Task to carry out> In the following listing, find the lines containing "this" and report them.

Excerpted records>
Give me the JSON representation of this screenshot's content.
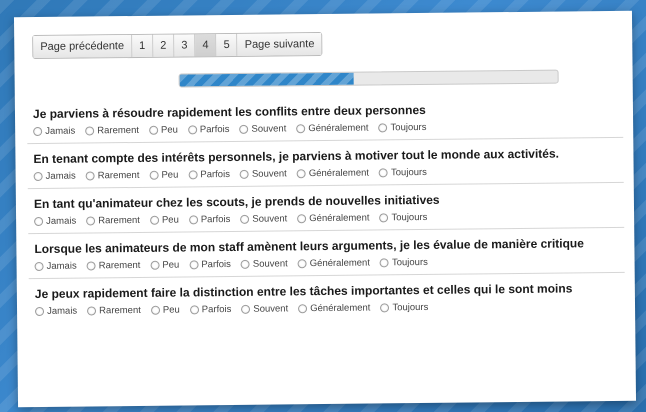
{
  "pager": {
    "prev_label": "Page précédente",
    "pages": [
      "1",
      "2",
      "3",
      "4",
      "5"
    ],
    "active_page": "4",
    "next_label": "Page suivante"
  },
  "progress": {
    "percent": 46,
    "fill_color": "#2f86c9"
  },
  "options": [
    "Jamais",
    "Rarement",
    "Peu",
    "Parfois",
    "Souvent",
    "Généralement",
    "Toujours"
  ],
  "questions": [
    {
      "text": "Je parviens à résoudre rapidement les conflits entre deux personnes"
    },
    {
      "text": "En tenant compte des intérêts personnels, je parviens à motiver tout le monde aux activités."
    },
    {
      "text": "En tant qu'animateur chez les scouts, je prends de nouvelles initiatives"
    },
    {
      "text": "Lorsque les animateurs de mon staff amènent leurs arguments, je les évalue de manière critique"
    },
    {
      "text": "Je peux rapidement faire la distinction entre les tâches importantes et celles qui le sont moins"
    }
  ]
}
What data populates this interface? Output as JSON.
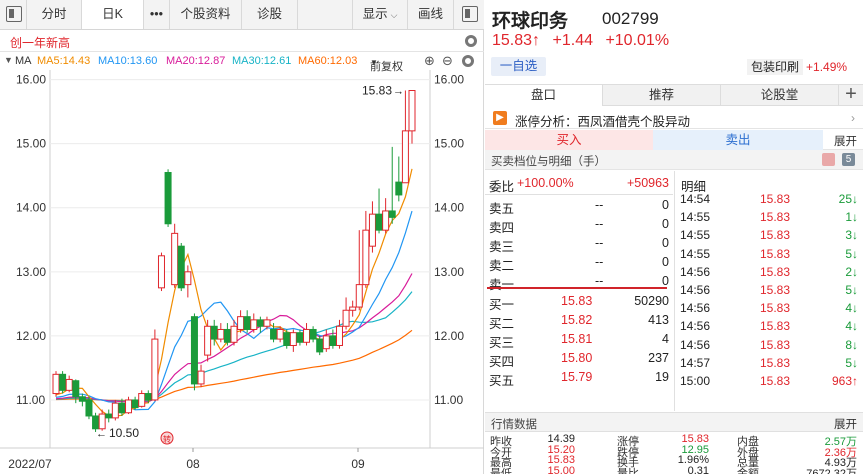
{
  "toolbar": {
    "tabs": [
      "分时",
      "日K",
      "•••",
      "个股资料",
      "诊股"
    ],
    "display": "显示",
    "draw": "画线"
  },
  "new_high_label": "创一年新高",
  "ma": {
    "label": "MA",
    "ma5": "MA5:14.43",
    "ma10": "MA10:13.60",
    "ma20": "MA20:12.87",
    "ma30": "MA30:12.61",
    "ma60": "MA60:12.03",
    "adjust": "前复权",
    "colors": {
      "ma5": "#f08c00",
      "ma10": "#2196f3",
      "ma20": "#d81b9a",
      "ma30": "#17b3c6",
      "ma60": "#ff6a00"
    }
  },
  "chart_data": {
    "type": "candlestick",
    "y_ticks": [
      "16.00",
      "15.00",
      "14.00",
      "13.00",
      "12.00",
      "11.00"
    ],
    "x_ticks": [
      "2022/07",
      "08",
      "09"
    ],
    "ylim": [
      10.25,
      16.15
    ],
    "high_annotation": "15.83",
    "low_annotation": "10.50",
    "marker": "转",
    "candles": [
      {
        "o": 11.1,
        "c": 11.4,
        "h": 11.45,
        "l": 11.05
      },
      {
        "o": 11.4,
        "c": 11.15,
        "h": 11.45,
        "l": 11.1
      },
      {
        "o": 11.15,
        "c": 11.32,
        "h": 11.38,
        "l": 11.12
      },
      {
        "o": 11.3,
        "c": 11.05,
        "h": 11.32,
        "l": 10.95
      },
      {
        "o": 11.05,
        "c": 10.98,
        "h": 11.1,
        "l": 10.9
      },
      {
        "o": 11.0,
        "c": 10.75,
        "h": 11.05,
        "l": 10.7
      },
      {
        "o": 10.75,
        "c": 10.55,
        "h": 10.8,
        "l": 10.5
      },
      {
        "o": 10.55,
        "c": 10.78,
        "h": 10.85,
        "l": 10.52
      },
      {
        "o": 10.78,
        "c": 10.72,
        "h": 10.85,
        "l": 10.65
      },
      {
        "o": 10.72,
        "c": 10.95,
        "h": 11.0,
        "l": 10.68
      },
      {
        "o": 10.95,
        "c": 10.8,
        "h": 11.02,
        "l": 10.75
      },
      {
        "o": 10.8,
        "c": 11.0,
        "h": 11.05,
        "l": 10.78
      },
      {
        "o": 11.0,
        "c": 10.88,
        "h": 11.05,
        "l": 10.85
      },
      {
        "o": 10.9,
        "c": 11.1,
        "h": 11.15,
        "l": 10.88
      },
      {
        "o": 11.1,
        "c": 11.0,
        "h": 11.15,
        "l": 10.95
      },
      {
        "o": 11.0,
        "c": 11.95,
        "h": 12.1,
        "l": 10.98
      },
      {
        "o": 12.75,
        "c": 13.25,
        "h": 13.3,
        "l": 12.7
      },
      {
        "o": 14.55,
        "c": 13.75,
        "h": 14.6,
        "l": 13.7
      },
      {
        "o": 12.8,
        "c": 13.6,
        "h": 13.75,
        "l": 12.75
      },
      {
        "o": 13.4,
        "c": 12.75,
        "h": 13.45,
        "l": 12.7
      },
      {
        "o": 12.8,
        "c": 13.0,
        "h": 13.1,
        "l": 12.6
      },
      {
        "o": 12.3,
        "c": 11.25,
        "h": 12.35,
        "l": 11.15
      },
      {
        "o": 11.25,
        "c": 11.45,
        "h": 11.55,
        "l": 11.2
      },
      {
        "o": 11.7,
        "c": 12.15,
        "h": 12.25,
        "l": 11.6
      },
      {
        "o": 12.15,
        "c": 11.95,
        "h": 12.25,
        "l": 11.85
      },
      {
        "o": 11.95,
        "c": 12.1,
        "h": 12.2,
        "l": 11.9
      },
      {
        "o": 12.1,
        "c": 11.9,
        "h": 12.2,
        "l": 11.85
      },
      {
        "o": 11.9,
        "c": 12.15,
        "h": 12.25,
        "l": 11.85
      },
      {
        "o": 12.1,
        "c": 12.3,
        "h": 12.4,
        "l": 12.05
      },
      {
        "o": 12.3,
        "c": 12.1,
        "h": 12.4,
        "l": 12.05
      },
      {
        "o": 12.1,
        "c": 12.25,
        "h": 12.35,
        "l": 12.05
      },
      {
        "o": 12.25,
        "c": 12.15,
        "h": 12.3,
        "l": 12.05
      },
      {
        "o": 12.15,
        "c": 12.25,
        "h": 12.3,
        "l": 12.1
      },
      {
        "o": 12.1,
        "c": 11.95,
        "h": 12.2,
        "l": 11.9
      },
      {
        "o": 11.95,
        "c": 12.1,
        "h": 12.15,
        "l": 11.9
      },
      {
        "o": 12.05,
        "c": 11.85,
        "h": 12.1,
        "l": 11.8
      },
      {
        "o": 11.85,
        "c": 12.05,
        "h": 12.1,
        "l": 11.75
      },
      {
        "o": 12.05,
        "c": 11.9,
        "h": 12.1,
        "l": 11.85
      },
      {
        "o": 11.9,
        "c": 12.1,
        "h": 12.2,
        "l": 11.85
      },
      {
        "o": 12.1,
        "c": 11.95,
        "h": 12.15,
        "l": 11.9
      },
      {
        "o": 11.95,
        "c": 11.75,
        "h": 12.0,
        "l": 11.7
      },
      {
        "o": 11.8,
        "c": 12.0,
        "h": 12.1,
        "l": 11.75
      },
      {
        "o": 12.0,
        "c": 11.85,
        "h": 12.1,
        "l": 11.8
      },
      {
        "o": 11.85,
        "c": 12.15,
        "h": 12.25,
        "l": 11.8
      },
      {
        "o": 12.15,
        "c": 12.4,
        "h": 12.6,
        "l": 12.1
      },
      {
        "o": 12.4,
        "c": 12.45,
        "h": 12.55,
        "l": 12.3
      },
      {
        "o": 12.45,
        "c": 12.8,
        "h": 13.65,
        "l": 12.4
      },
      {
        "o": 12.8,
        "c": 13.65,
        "h": 13.95,
        "l": 12.75
      },
      {
        "o": 13.4,
        "c": 13.9,
        "h": 14.1,
        "l": 13.3
      },
      {
        "o": 13.9,
        "c": 13.65,
        "h": 14.3,
        "l": 13.6
      },
      {
        "o": 13.65,
        "c": 13.95,
        "h": 14.15,
        "l": 13.6
      },
      {
        "o": 13.95,
        "c": 13.85,
        "h": 14.95,
        "l": 13.75
      },
      {
        "o": 14.4,
        "c": 14.2,
        "h": 14.8,
        "l": 14.1
      },
      {
        "o": 14.39,
        "c": 15.2,
        "h": 15.83,
        "l": 15.0
      },
      {
        "o": 15.2,
        "c": 15.83,
        "h": 15.83,
        "l": 15.0
      }
    ]
  },
  "stock": {
    "name": "环球印务",
    "code": "002799",
    "price": "15.83↑",
    "change": "+1.44",
    "change_pct": "+10.01%",
    "self_select": "一自选",
    "sector_name": "包装印刷",
    "sector_pct": "+1.49%"
  },
  "tabs": [
    "盘口",
    "推荐",
    "论股堂"
  ],
  "analysis": "涨停分析：西凤酒借壳个股异动",
  "buy_label": "买入",
  "sell_label": "卖出",
  "expand_label": "展开",
  "detail_header": "买卖档位与明细（手）",
  "badge_num": "5",
  "weibi": {
    "label": "委比",
    "pct": "+100.00%",
    "value": "+50963"
  },
  "asks": [
    {
      "label": "卖五",
      "price": "--",
      "vol": "0"
    },
    {
      "label": "卖四",
      "price": "--",
      "vol": "0"
    },
    {
      "label": "卖三",
      "price": "--",
      "vol": "0"
    },
    {
      "label": "卖二",
      "price": "--",
      "vol": "0"
    },
    {
      "label": "卖一",
      "price": "--",
      "vol": "0"
    }
  ],
  "bids": [
    {
      "label": "买一",
      "price": "15.83",
      "vol": "50290"
    },
    {
      "label": "买二",
      "price": "15.82",
      "vol": "413"
    },
    {
      "label": "买三",
      "price": "15.81",
      "vol": "4"
    },
    {
      "label": "买四",
      "price": "15.80",
      "vol": "237"
    },
    {
      "label": "买五",
      "price": "15.79",
      "vol": "19"
    }
  ],
  "ticks_title": "明细",
  "ticks": [
    {
      "time": "14:54",
      "price": "15.83",
      "vol": "25↓",
      "dir": "down"
    },
    {
      "time": "14:55",
      "price": "15.83",
      "vol": "1↓",
      "dir": "down"
    },
    {
      "time": "14:55",
      "price": "15.83",
      "vol": "3↓",
      "dir": "down"
    },
    {
      "time": "14:55",
      "price": "15.83",
      "vol": "5↓",
      "dir": "down"
    },
    {
      "time": "14:56",
      "price": "15.83",
      "vol": "2↓",
      "dir": "down"
    },
    {
      "time": "14:56",
      "price": "15.83",
      "vol": "5↓",
      "dir": "down"
    },
    {
      "time": "14:56",
      "price": "15.83",
      "vol": "4↓",
      "dir": "down"
    },
    {
      "time": "14:56",
      "price": "15.83",
      "vol": "4↓",
      "dir": "down"
    },
    {
      "time": "14:56",
      "price": "15.83",
      "vol": "8↓",
      "dir": "down"
    },
    {
      "time": "14:57",
      "price": "15.83",
      "vol": "5↓",
      "dir": "down"
    },
    {
      "time": "15:00",
      "price": "15.83",
      "vol": "963↑",
      "dir": "up"
    }
  ],
  "stats_header": "行情数据",
  "stats": [
    [
      {
        "k": "昨收",
        "v": "14.39",
        "c": "dark"
      },
      {
        "k": "涨停",
        "v": "15.83",
        "c": "red"
      },
      {
        "k": "内盘",
        "v": "2.57万",
        "c": "green"
      }
    ],
    [
      {
        "k": "今开",
        "v": "15.20",
        "c": "red"
      },
      {
        "k": "跌停",
        "v": "12.95",
        "c": "green"
      },
      {
        "k": "外盘",
        "v": "2.36万",
        "c": "red"
      }
    ],
    [
      {
        "k": "最高",
        "v": "15.83",
        "c": "red"
      },
      {
        "k": "换手",
        "v": "1.96%",
        "c": "dark"
      },
      {
        "k": "总量",
        "v": "4.93万",
        "c": "dark"
      }
    ],
    [
      {
        "k": "最低",
        "v": "15.00",
        "c": "red"
      },
      {
        "k": "量比",
        "v": "0.31",
        "c": "dark"
      },
      {
        "k": "金额",
        "v": "7672.32万",
        "c": "dark"
      }
    ]
  ]
}
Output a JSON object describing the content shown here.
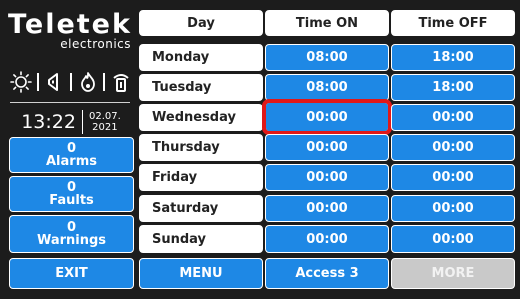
{
  "brand": {
    "name": "Teletek",
    "subtitle": "electronics"
  },
  "status_icons": [
    "sun-icon",
    "speaker-icon",
    "flame-icon",
    "detector-icon"
  ],
  "clock": {
    "time": "13:22",
    "date_line1": "02.07.",
    "date_line2": "2021"
  },
  "counters": [
    {
      "count": "0",
      "label": "Alarms"
    },
    {
      "count": "0",
      "label": "Faults"
    },
    {
      "count": "0",
      "label": "Warnings"
    }
  ],
  "table": {
    "headers": {
      "day": "Day",
      "on": "Time ON",
      "off": "Time OFF"
    },
    "rows": [
      {
        "day": "Monday",
        "on": "08:00",
        "off": "18:00"
      },
      {
        "day": "Tuesday",
        "on": "08:00",
        "off": "18:00"
      },
      {
        "day": "Wednesday",
        "on": "00:00",
        "off": "00:00"
      },
      {
        "day": "Thursday",
        "on": "00:00",
        "off": "00:00"
      },
      {
        "day": "Friday",
        "on": "00:00",
        "off": "00:00"
      },
      {
        "day": "Saturday",
        "on": "00:00",
        "off": "00:00"
      },
      {
        "day": "Sunday",
        "on": "00:00",
        "off": "00:00"
      }
    ],
    "selected": {
      "row": "Wednesday",
      "column": "Time ON"
    }
  },
  "bottom": {
    "exit": "EXIT",
    "menu": "MENU",
    "access": "Access 3",
    "more": "MORE"
  },
  "colors": {
    "accent": "#1e88e5",
    "background": "#1c1c1c",
    "selection": "#e01818",
    "disabled": "#c9c9c9"
  }
}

Task solution>
Give me the JSON representation of this screenshot's content.
What data populates this interface? Output as JSON.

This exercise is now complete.